“We saw you pull in and looked up your website. We just followed you on Facebook. We just love what you are doing.”
The one with white-blonde hair finished the other’s sentence, “You know—women traveling alone – towing things! My partner and I were just talking about buying an RV and taking a year off.”
Aren’t you lonely?
You don’t have a dog—aren’t you worried?
Is it hard towing?
A few answers: Not usually. Does a dog prevent worry? And, I can learn anything—if I want to (sometimes I don’t want to and so I hire a guy). These were typical questions. Where was the man to help me, guide me, fix me? Why didn’t I have a dog for protection? Wasn’t I lonely, depressed, scared? Did I ever meet any creepy guys on the road? How did I know where to go?

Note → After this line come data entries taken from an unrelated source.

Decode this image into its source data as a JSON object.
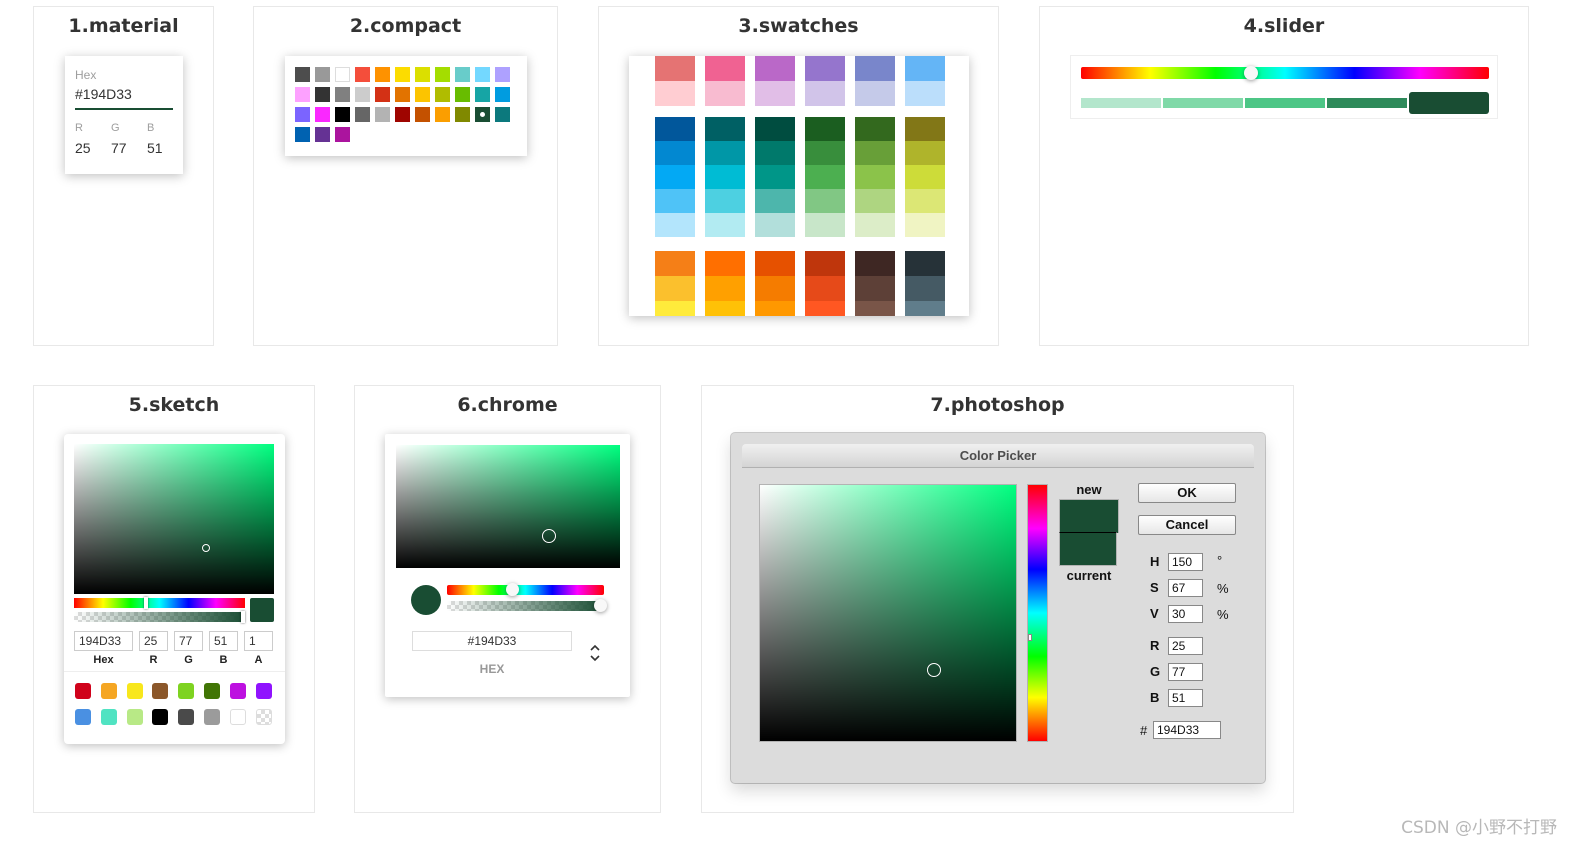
{
  "current_color": "#194D33",
  "material": {
    "title": "1.material",
    "hex_label": "Hex",
    "hex_value": "#194D33",
    "r_label": "R",
    "g_label": "G",
    "b_label": "B",
    "r": "25",
    "g": "77",
    "b": "51"
  },
  "compact": {
    "title": "2.compact",
    "colors": [
      "#4D4D4D",
      "#999999",
      "#FFFFFF",
      "#F44E3B",
      "#FE9200",
      "#FCDC00",
      "#DBDF00",
      "#A4DD00",
      "#68CCCA",
      "#73D8FF",
      "#AEA1FF",
      "#FDA1FF",
      "#333333",
      "#808080",
      "#CCCCCC",
      "#D33115",
      "#E27300",
      "#FCC400",
      "#B0BC00",
      "#68BC00",
      "#16A5A5",
      "#009CE0",
      "#7B64FF",
      "#FA28FF",
      "#000000",
      "#666666",
      "#B3B3B3",
      "#9F0500",
      "#C45100",
      "#FB9E00",
      "#808900",
      "#194D33",
      "#0C797D",
      "#0062B1",
      "#653294",
      "#AB149E"
    ],
    "selected_index": 31
  },
  "swatches": {
    "title": "3.swatches",
    "groups": [
      [
        [
          "#E57373",
          "#FFCDD2"
        ],
        [
          "#F06292",
          "#F8BBD0"
        ],
        [
          "#BA68C8",
          "#E1BEE7"
        ],
        [
          "#9575CD",
          "#D1C4E9"
        ],
        [
          "#7986CB",
          "#C5CAE9"
        ],
        [
          "#64B5F6",
          "#BBDEFB"
        ]
      ],
      [
        [
          "#01579B",
          "#0288D1",
          "#03A9F4",
          "#4FC3F7",
          "#B3E5FC"
        ],
        [
          "#006064",
          "#0097A7",
          "#00BCD4",
          "#4DD0E1",
          "#B2EBF2"
        ],
        [
          "#004D40",
          "#00796B",
          "#009688",
          "#4DB6AC",
          "#B2DFDB"
        ],
        [
          "#1B5E20",
          "#388E3C",
          "#4CAF50",
          "#81C784",
          "#C8E6C9"
        ],
        [
          "#33691E",
          "#689F38",
          "#8BC34A",
          "#AED581",
          "#DCEDC8"
        ],
        [
          "#827717",
          "#AFB42B",
          "#CDDC39",
          "#DCE775",
          "#F0F4C3"
        ]
      ],
      [
        [
          "#F57F17",
          "#FBC02D",
          "#FFEB3B"
        ],
        [
          "#FF6F00",
          "#FFA000",
          "#FFC107"
        ],
        [
          "#E65100",
          "#F57C00",
          "#FF9800"
        ],
        [
          "#BF360C",
          "#E64A19",
          "#FF5722"
        ],
        [
          "#3E2723",
          "#5D4037",
          "#795548"
        ],
        [
          "#263238",
          "#455A64",
          "#607D8B"
        ]
      ]
    ]
  },
  "slider": {
    "title": "4.slider",
    "hue_value": 150,
    "swatches": [
      "#B3E6CC",
      "#80D9A8",
      "#4DC686",
      "#2E8A5A",
      "#194D33"
    ],
    "selected_index": 4
  },
  "sketch": {
    "title": "5.sketch",
    "hex": "194D33",
    "r": "25",
    "g": "77",
    "b": "51",
    "a": "1",
    "labels": {
      "hex": "Hex",
      "r": "R",
      "g": "G",
      "b": "B",
      "a": "A"
    },
    "presets": [
      "#D0021B",
      "#F5A623",
      "#F8E71C",
      "#8B572A",
      "#7ED321",
      "#417505",
      "#BD10E0",
      "#9013FE",
      "#4A90E2",
      "#50E3C2",
      "#B8E986",
      "#000000",
      "#4A4A4A",
      "#9B9B9B",
      "#FFFFFF",
      "transparent"
    ]
  },
  "chrome": {
    "title": "6.chrome",
    "hex": "#194D33",
    "hex_label": "HEX"
  },
  "photoshop": {
    "title": "7.photoshop",
    "header": "Color Picker",
    "new_label": "new",
    "current_label": "current",
    "ok_label": "OK",
    "cancel_label": "Cancel",
    "h_label": "H",
    "s_label": "S",
    "v_label": "V",
    "r_label": "R",
    "g_label": "G",
    "b_label": "B",
    "hash_label": "#",
    "h": "150",
    "s": "67",
    "v": "30",
    "r": "25",
    "g": "77",
    "b": "51",
    "hex": "194D33",
    "deg_unit": "°",
    "pct_unit": "%"
  },
  "watermark": "CSDN @小野不打野"
}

Seriously people? It’s not the 1800s. Ladies, you can do this—solo or not. Frankly, I like the solo aspect. Peace. Quiet. Reading or hiking or seeing the sights I want to see when I want to see them. I didn’t have to visit sports museums or battlefields. I didn’t have to ask permission to buy an old tin wall hanging that brought back memories from the 70s. Is that selfish? Not if I’m alone.
But I get it. Not everyone has an interest in back-roads car travel, quiet evenings around a campfire, or examining unusual rocks on a hiking trail. A long time ago, I was married to a sales exec who preferred 5-star hotels with lavish golf courses, BMWs, Armani suits, and cocktail parties where he could weave his counterfeit tales to impress the gullible. But, those are the wrappers many prefer.

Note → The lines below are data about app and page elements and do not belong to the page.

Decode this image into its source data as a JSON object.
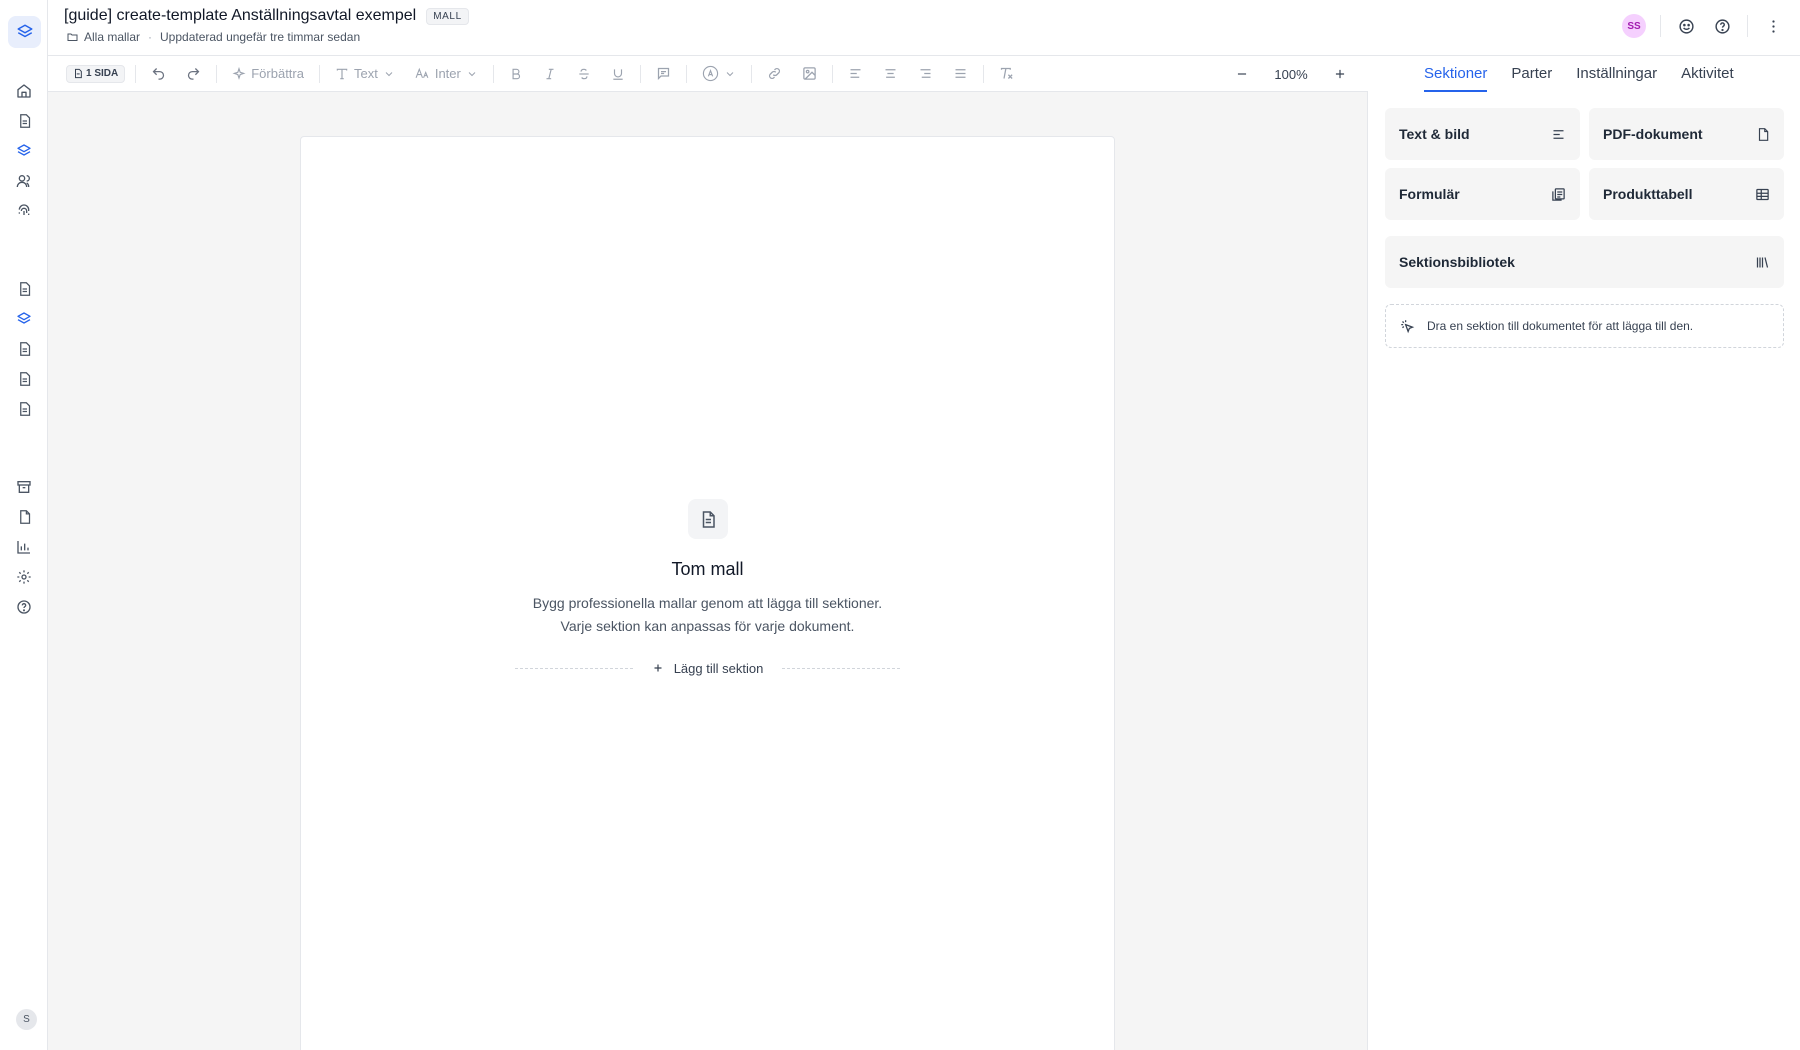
{
  "document": {
    "title": "[guide] create-template Anställningsavtal exempel",
    "badge": "MALL",
    "breadcrumb_link": "Alla mallar",
    "separator": "·",
    "updated": "Uppdaterad ungefär tre timmar sedan"
  },
  "header": {
    "avatar_initials": "SS"
  },
  "toolbar": {
    "page_count": "1 SIDA",
    "improve_label": "Förbättra",
    "text_style_label": "Text",
    "font_label": "Inter",
    "zoom_value": "100%"
  },
  "canvas": {
    "empty_title": "Tom mall",
    "empty_line1": "Bygg professionella mallar genom att lägga till sektioner.",
    "empty_line2": "Varje sektion kan anpassas för varje dokument.",
    "add_section_label": "Lägg till sektion"
  },
  "panel": {
    "tabs": [
      "Sektioner",
      "Parter",
      "Inställningar",
      "Aktivitet"
    ],
    "active_tab": "Sektioner",
    "cards": [
      "Text & bild",
      "PDF-dokument",
      "Formulär",
      "Produkttabell",
      "Sektionsbibliotek"
    ],
    "hint": "Dra en sektion till dokumentet för att lägga till den."
  },
  "rail": {
    "user_initial": "S"
  },
  "colors": {
    "accent": "#2563eb",
    "avatar_bg": "#f5d0fe",
    "canvas_bg": "#f5f5f5"
  }
}
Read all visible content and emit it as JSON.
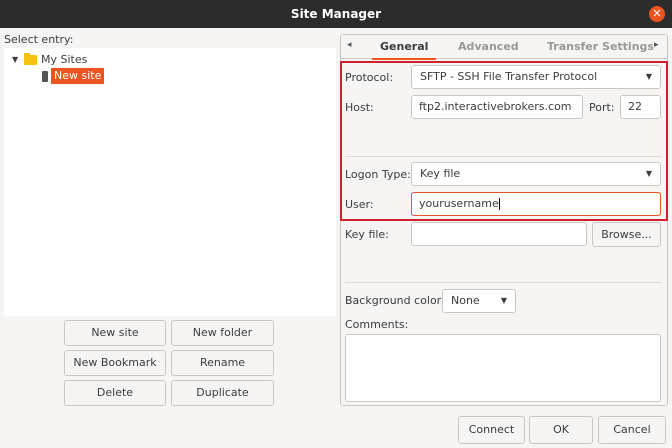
{
  "window": {
    "title": "Site Manager",
    "close_icon": "close-icon"
  },
  "left": {
    "label": "Select entry:",
    "tree": {
      "folder": "My Sites",
      "site": "New site"
    },
    "buttons": {
      "new_site": "New site",
      "new_folder": "New folder",
      "new_bookmark": "New Bookmark",
      "rename": "Rename",
      "delete": "Delete",
      "duplicate": "Duplicate"
    }
  },
  "tabs": {
    "prev_arrow": "◂",
    "next_arrow": "▸",
    "items": [
      "General",
      "Advanced",
      "Transfer Settings"
    ]
  },
  "general": {
    "protocol_label": "Protocol:",
    "protocol_value": "SFTP - SSH File Transfer Protocol",
    "host_label": "Host:",
    "host_value": "ftp2.interactivebrokers.com",
    "port_label": "Port:",
    "port_value": "22",
    "logon_label": "Logon Type:",
    "logon_value": "Key file",
    "user_label": "User:",
    "user_value": "yourusername",
    "keyfile_label": "Key file:",
    "keyfile_value": "",
    "browse": "Browse...",
    "bgcolor_label": "Background color:",
    "bgcolor_value": "None",
    "comments_label": "Comments:"
  },
  "footer": {
    "connect": "Connect",
    "ok": "OK",
    "cancel": "Cancel"
  },
  "colors": {
    "accent": "#e95420",
    "highlight": "#d1202d"
  }
}
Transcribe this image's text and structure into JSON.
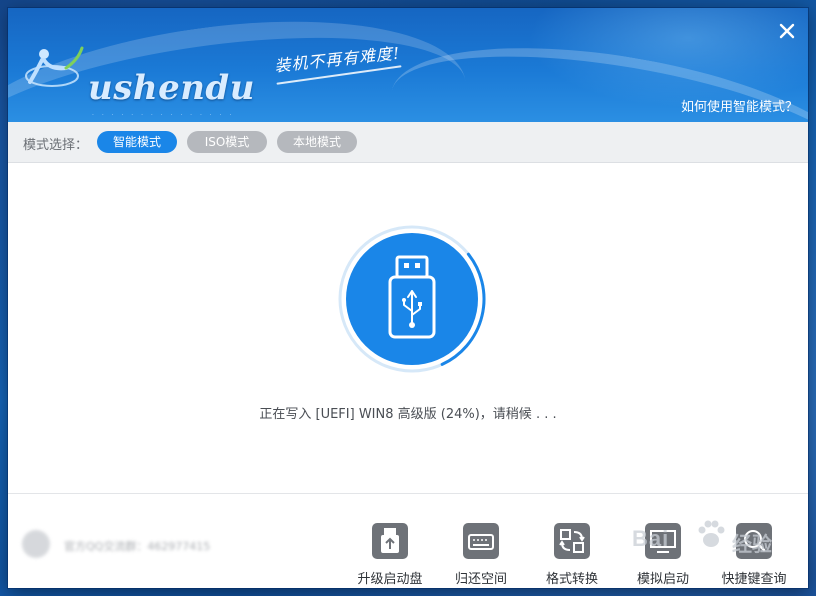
{
  "window": {
    "slogan": "装机不再有难度!",
    "help_link": "如何使用智能模式？",
    "close_icon": "close-icon"
  },
  "mode_bar": {
    "label": "模式选择：",
    "modes": [
      {
        "label": "智能模式",
        "active": true
      },
      {
        "label": "ISO模式",
        "active": false
      },
      {
        "label": "本地模式",
        "active": false
      }
    ]
  },
  "progress": {
    "status_text": "正在写入 [UEFI] WIN8 高级版 (24%)，请稍候 . . .",
    "percent": 24
  },
  "footer": {
    "qq_group": "官方QQ交流群：462977415",
    "tools": [
      {
        "label": "升级启动盘",
        "icon": "usb-upgrade-icon"
      },
      {
        "label": "归还空间",
        "icon": "disk-restore-icon"
      },
      {
        "label": "格式转换",
        "icon": "format-convert-icon"
      },
      {
        "label": "模拟启动",
        "icon": "simulate-boot-icon"
      },
      {
        "label": "快捷键查询",
        "icon": "hotkey-search-icon"
      }
    ]
  },
  "colors": {
    "accent": "#1a86e8",
    "header": "#1b7ad6",
    "pill_inactive": "#b5b8bd"
  }
}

In a Santa Ysabel parking lot a 40-something guy in a gleaming silver convertible pulled up next to me, “Why are you doing this?” He had just the one question delivered short and quick through the blinding light coming from his extra white teeth. I detected a tone of judgment in his voice. From the high view in my SUV I could see inside his little car. On the passenger seat was a running laptop with a heavily worded document on the screen. Was he reading and driving? In the center console were two cell phones—one plugged in to charge, and on the floor an open briefcase that looked empty except for a small notebook tucked in a top pocket next to another cell phone. Three cell phones?
I had two answers to his question—one I answered silently in my head:
Because my life had become a cell phone with too many apps that didn’t work as advertised, kept crashing my phone and bored me after two days.
I was up the curb now and pushing open the door of the small corner market. I clicked my car remote twice so the horn would indicate the door was locked and turned toward him and, out loud, gave him my short out-loud answer.
“Because my life-of-things began to bore me.”
“Things you own end up owning you.”
Tyler Durden, Fight Club